Our troubles aboard USS Napa, and for all ships in the China Sea, were just about to begin, however. During a break from the furnace room, I noticed the sky had turned an ominous black, and very strange was the texture of the sea. It was flat and an oily calm. Something was about to happen, and one didn’t have to be an old sea dog to know that. The next morning we learned a typhoon was approaching.
The news of the coming storm didn’t bother Gunny Prescott as much as did the news that Stevenson and I had been relieved from our duties as trashmen. Stevenson was summoned to company headquarters located in a tiny compartment next to the bridge. The Exec reassigned him to his old duties-Fox Company clerk. From yard bird trash burner to pencil jockey.
Not bad. My calling was of a different nature. Our convoy was sailing in seas that had been heavily mined by the Japanese, and Navy gunners were put on alert and called upon to man 20mm guns to look for floating mines. Also those Marines who had scored Expert Rifleman were called upon with their M1s to be on the lookout for mines. Having fired 307 at Parris Island, one point over the mark, my name was called. Hecklinger also got the assignment, and for an Oklahoma cowboy it was a natural, but he wasn’t too pleased standing deck with a storm coming up. “This ain’t like hanging on a bronco,” he said. “Why did I admit I could shoot a gun better than anyone? Hell, lettin’ the cat outta the bag is a whole lot easier than puttin’ it back.” For me it was better than the furnace room.
During daylight hours I was assigned to stand guard duty with my Ml in a gun turret that extended far out over the superstructure to the right of the bridge. I had a clear, unobstructed view of the bridge and all the activity that was going on inside. I didn’t know it but I was about to have the ride of my life.

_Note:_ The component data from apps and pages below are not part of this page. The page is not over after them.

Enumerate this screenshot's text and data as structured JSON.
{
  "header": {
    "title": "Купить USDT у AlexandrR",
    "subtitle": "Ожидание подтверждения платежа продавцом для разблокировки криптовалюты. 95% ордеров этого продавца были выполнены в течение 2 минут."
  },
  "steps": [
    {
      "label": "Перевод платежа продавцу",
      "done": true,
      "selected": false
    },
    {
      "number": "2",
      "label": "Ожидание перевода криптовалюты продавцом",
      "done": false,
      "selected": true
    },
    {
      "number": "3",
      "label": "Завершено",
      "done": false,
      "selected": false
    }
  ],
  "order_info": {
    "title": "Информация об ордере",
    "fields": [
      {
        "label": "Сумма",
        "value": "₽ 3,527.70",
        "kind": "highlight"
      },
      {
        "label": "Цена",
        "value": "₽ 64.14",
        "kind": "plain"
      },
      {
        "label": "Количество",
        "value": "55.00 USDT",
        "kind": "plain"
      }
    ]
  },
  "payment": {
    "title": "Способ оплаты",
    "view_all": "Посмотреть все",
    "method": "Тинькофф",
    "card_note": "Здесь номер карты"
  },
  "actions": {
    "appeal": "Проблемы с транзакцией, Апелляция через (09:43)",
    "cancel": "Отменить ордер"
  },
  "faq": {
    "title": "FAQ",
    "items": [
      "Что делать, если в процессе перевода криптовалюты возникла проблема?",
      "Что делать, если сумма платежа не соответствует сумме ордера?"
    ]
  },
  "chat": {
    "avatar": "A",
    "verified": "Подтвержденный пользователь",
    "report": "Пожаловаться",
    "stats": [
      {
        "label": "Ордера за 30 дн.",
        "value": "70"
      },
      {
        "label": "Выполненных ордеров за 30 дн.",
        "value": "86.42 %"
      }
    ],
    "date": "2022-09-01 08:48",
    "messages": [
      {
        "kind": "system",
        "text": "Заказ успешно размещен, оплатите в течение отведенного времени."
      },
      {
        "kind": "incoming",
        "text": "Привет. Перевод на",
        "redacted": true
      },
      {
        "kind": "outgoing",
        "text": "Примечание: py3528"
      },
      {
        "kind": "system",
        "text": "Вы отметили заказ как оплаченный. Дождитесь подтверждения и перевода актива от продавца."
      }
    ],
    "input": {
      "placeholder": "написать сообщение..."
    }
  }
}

The first words from the bridge that caught my attention were that the barometer was falling. Terrifying words to seamen. I remembered those words from reading Jack London. In one of my favorite stories of his, he wrote about the barometer falling when a hurricane was coming. Odd that I should remember this now. The average for a barometer reading was 29.90, and now the deck officer was saying the barometer was down to 29.62. The only difference between Jack London’s world and ours was that we were in the China Sea, and they call the storms here typhoons. In Jack London’s Tales of the South Seas they were hurricanes. Whatever name we gave them, there was no doubt the USS Napa and the ships of the convoy were directly in its path. Orders went out for Marines to remain below deck and for the crew to close hatches and secure everything on deck.
I felt ridiculous, standing in the turret, holding on to a tiny rifle, and looking out at a raging sea. This was no time to be on the lookout for mines bobbing up in a tossing sea, but I guess it was better than being cramped up below deck in our quarters, or even worse, in the furnace room.